He stated that the burden to prove a charge against an accused person lays on the prosecution and this burden does not shift from the prosecution through out the trial except in a few statutory offences of which murder is not one.

Justice Jaiteh pointed out that the alleged knife used in causing the death of the deceased was never produced and tendered into evidence before the court.

He asserted that the prosecution witnesses in their evidence in chief corroborated the testimony of the accused that he was rendering help to the deceased and there is no evidence on record to suggest to the contrary from what the accused stated.

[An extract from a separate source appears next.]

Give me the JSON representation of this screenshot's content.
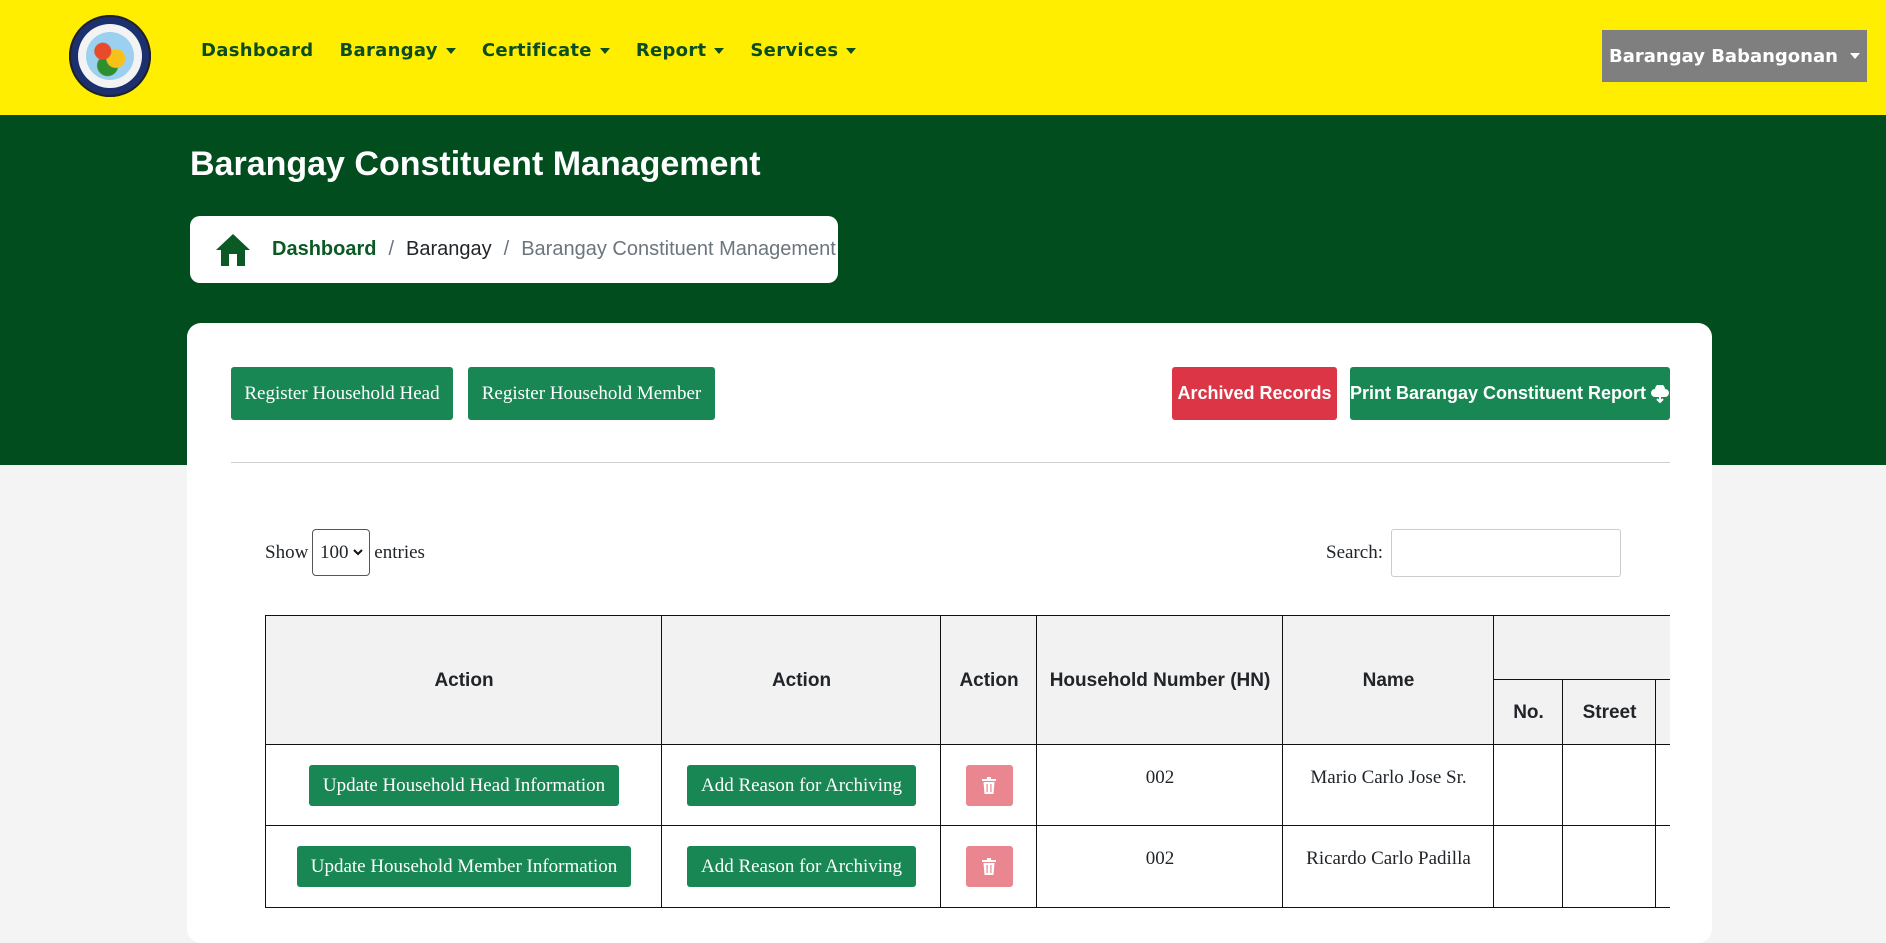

He remarked that the alleged murder of Modou Manjang occurred in a crowd and no witness came forward to state that he or she saw the accused stabbed Modou Manjang with a knife.

He revealed that the prosecution’s case is based on circumstantial evidence. To support a conviction based on circumstantial evidence,

Justice Jaiteh pointed out that the prosecution did not led any credible, cogent and compelling evidence in support of the essential ingredient that the Alhagie Camara caused the death of the Modou Manjang.

The trial judge revealed that once the prosecution fails to establish the actusreus of an offence such as the instant case, and where there are doubts in the mind of the court as to whether or not it is the accused that committed the offence, such doubts should be resolved in favour of the accused.

Justice Jaiteh asserted that the entire evidence adduced by the prosecution raises strong suspicion that the accused is liable for murder but noted that the law is very straight that suspicion no matter how strong or high it may be can never be a basis for conviction, citing the case of IKO versus The State (2001) 14 NWLR.

Justice Jaiteh held that the prosecution did not prove their case with the certainty required by law, adding that where the prosecution fails to prove its case beyond reasonable doubts, the court must proceed with the discharge and acquittal of the accused person.

The accused person; Alhagie Camara was accordingly acquitted and discharged on the single charge of murder. 

Author: Bruce Asemota